== Segment start ==
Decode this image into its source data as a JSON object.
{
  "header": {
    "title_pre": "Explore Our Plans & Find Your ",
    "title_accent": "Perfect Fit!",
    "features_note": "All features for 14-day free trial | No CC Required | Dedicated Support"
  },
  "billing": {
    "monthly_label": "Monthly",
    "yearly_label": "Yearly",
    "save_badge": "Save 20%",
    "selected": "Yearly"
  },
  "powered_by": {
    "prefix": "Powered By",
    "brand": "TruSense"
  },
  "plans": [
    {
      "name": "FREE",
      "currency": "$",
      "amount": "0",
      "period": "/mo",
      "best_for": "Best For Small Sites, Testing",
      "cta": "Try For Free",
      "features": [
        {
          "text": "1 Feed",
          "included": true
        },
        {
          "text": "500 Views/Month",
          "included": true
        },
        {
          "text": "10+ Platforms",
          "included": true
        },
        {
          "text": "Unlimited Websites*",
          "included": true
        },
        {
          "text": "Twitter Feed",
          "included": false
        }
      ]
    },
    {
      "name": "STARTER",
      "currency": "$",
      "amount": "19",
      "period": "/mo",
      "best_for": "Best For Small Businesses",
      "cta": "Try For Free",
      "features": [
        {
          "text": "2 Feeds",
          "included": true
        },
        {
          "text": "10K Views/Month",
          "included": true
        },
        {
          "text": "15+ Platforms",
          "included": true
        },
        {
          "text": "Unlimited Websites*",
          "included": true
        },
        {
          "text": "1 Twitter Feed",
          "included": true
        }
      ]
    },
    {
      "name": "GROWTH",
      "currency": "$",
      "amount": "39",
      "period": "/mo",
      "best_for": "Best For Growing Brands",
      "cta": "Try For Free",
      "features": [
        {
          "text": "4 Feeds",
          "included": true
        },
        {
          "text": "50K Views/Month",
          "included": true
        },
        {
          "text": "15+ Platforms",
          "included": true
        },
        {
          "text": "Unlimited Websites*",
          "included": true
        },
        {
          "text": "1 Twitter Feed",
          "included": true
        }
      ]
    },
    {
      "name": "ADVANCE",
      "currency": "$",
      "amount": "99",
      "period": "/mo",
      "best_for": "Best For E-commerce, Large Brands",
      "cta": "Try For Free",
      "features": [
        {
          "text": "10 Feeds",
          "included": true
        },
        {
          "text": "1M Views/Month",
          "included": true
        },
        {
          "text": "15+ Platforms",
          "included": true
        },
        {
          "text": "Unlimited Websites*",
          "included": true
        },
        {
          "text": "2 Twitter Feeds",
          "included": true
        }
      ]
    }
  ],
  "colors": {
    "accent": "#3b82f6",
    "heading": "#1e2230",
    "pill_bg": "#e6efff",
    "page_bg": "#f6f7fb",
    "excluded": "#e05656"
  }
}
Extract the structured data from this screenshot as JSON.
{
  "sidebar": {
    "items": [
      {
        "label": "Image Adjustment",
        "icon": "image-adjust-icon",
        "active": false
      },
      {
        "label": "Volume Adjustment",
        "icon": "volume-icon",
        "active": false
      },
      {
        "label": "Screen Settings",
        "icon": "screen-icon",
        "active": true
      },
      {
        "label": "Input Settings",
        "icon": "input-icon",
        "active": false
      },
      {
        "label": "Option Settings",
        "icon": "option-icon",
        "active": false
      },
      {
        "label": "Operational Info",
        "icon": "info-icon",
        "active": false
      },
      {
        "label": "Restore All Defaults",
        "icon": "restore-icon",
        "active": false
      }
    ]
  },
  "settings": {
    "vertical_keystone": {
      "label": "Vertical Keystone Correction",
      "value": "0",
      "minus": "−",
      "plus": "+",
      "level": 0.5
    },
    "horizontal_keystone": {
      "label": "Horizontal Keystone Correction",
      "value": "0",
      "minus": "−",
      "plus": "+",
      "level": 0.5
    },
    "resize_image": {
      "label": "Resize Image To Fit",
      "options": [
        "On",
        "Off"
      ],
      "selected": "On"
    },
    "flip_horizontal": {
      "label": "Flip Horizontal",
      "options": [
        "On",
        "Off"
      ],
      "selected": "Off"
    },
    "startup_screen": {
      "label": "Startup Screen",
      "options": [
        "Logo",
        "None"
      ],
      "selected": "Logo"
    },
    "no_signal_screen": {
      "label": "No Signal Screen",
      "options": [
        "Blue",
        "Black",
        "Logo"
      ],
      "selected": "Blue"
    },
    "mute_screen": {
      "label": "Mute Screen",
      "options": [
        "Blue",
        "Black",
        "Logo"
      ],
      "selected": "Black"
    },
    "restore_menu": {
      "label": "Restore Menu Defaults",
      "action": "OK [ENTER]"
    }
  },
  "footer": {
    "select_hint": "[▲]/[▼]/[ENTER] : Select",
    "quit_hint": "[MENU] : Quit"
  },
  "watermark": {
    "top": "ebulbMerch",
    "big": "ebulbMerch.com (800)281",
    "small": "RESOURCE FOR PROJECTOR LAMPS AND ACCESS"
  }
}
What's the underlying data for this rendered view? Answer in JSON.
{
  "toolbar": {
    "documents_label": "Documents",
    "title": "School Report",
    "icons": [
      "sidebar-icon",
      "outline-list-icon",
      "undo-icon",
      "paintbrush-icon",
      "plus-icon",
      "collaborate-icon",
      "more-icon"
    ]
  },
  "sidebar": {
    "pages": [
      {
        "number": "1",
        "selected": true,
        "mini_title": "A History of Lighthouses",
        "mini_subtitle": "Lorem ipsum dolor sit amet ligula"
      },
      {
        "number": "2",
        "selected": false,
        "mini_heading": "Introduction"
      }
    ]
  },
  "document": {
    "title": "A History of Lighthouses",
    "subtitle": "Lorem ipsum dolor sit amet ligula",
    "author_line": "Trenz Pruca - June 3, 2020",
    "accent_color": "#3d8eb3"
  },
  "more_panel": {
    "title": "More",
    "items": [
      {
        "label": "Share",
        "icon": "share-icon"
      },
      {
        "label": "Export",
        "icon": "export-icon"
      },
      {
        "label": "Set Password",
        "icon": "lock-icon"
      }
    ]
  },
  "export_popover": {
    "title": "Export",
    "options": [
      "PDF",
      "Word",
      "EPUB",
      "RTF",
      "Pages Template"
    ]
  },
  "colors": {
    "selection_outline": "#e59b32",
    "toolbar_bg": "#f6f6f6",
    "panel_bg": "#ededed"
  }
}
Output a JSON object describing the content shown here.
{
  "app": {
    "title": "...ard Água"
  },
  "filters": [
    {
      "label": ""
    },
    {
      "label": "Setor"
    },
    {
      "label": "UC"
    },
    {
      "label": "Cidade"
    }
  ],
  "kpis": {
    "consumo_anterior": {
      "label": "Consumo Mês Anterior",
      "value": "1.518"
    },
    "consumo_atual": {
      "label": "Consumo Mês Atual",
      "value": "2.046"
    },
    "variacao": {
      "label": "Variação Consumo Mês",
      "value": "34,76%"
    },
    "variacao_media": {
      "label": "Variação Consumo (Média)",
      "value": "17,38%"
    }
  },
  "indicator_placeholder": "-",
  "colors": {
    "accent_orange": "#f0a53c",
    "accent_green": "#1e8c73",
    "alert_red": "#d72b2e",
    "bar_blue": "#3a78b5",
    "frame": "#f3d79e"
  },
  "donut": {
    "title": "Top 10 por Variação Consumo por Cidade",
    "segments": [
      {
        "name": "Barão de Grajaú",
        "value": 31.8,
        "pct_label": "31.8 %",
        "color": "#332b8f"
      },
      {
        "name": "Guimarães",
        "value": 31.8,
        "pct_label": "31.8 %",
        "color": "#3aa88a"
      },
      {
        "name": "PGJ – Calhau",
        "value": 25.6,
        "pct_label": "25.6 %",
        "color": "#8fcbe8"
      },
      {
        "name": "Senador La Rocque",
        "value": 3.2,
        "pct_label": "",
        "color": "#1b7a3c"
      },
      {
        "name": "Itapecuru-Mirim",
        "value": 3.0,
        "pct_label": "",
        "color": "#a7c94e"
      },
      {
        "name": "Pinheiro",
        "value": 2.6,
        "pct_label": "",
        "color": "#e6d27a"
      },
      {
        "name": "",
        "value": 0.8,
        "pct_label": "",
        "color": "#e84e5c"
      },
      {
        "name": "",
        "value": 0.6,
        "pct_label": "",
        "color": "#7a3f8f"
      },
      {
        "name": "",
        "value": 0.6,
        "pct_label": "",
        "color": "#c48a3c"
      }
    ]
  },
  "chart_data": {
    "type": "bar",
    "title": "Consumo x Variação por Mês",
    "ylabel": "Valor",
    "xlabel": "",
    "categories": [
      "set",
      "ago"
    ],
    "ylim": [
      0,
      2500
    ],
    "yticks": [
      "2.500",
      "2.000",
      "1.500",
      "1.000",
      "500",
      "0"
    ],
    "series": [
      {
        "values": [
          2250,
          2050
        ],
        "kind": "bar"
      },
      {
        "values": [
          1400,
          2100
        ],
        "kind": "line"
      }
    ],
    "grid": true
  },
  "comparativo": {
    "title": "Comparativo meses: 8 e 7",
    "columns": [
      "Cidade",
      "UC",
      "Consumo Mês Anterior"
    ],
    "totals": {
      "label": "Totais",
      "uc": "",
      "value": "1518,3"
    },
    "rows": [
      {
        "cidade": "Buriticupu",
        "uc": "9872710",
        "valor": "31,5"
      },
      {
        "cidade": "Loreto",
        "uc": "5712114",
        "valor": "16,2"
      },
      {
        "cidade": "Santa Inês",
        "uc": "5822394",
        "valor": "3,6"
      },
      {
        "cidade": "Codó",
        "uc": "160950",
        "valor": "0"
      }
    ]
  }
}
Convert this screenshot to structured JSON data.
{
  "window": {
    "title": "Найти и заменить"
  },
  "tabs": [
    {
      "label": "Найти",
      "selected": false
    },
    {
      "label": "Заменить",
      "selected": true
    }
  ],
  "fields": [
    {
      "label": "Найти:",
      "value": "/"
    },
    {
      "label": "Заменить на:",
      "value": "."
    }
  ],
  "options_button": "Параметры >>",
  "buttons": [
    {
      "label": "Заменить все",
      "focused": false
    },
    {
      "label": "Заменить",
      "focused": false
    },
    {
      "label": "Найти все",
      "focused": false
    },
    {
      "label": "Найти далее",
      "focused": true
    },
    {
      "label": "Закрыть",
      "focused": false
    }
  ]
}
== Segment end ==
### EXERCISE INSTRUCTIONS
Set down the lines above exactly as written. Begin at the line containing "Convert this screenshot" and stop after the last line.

### SOLUTION FOR THIS TASK
Convert this screenshot to structured JSON data.
{
  "window": {
    "title": "Найти и заменить"
  },
  "tabs": [
    {
      "label": "Найти",
      "selected": false
    },
    {
      "label": "Заменить",
      "selected": true
    }
  ],
  "fields": [
    {
      "label": "Найти:",
      "value": "/"
    },
    {
      "label": "Заменить на:",
      "value": "."
    }
  ],
  "options_button": "Параметры >>",
  "buttons": [
    {
      "label": "Заменить все",
      "focused": false
    },
    {
      "label": "Заменить",
      "focused": false
    },
    {
      "label": "Найти все",
      "focused": false
    },
    {
      "label": "Найти далее",
      "focused": true
    },
    {
      "label": "Закрыть",
      "focused": false
    }
  ]
}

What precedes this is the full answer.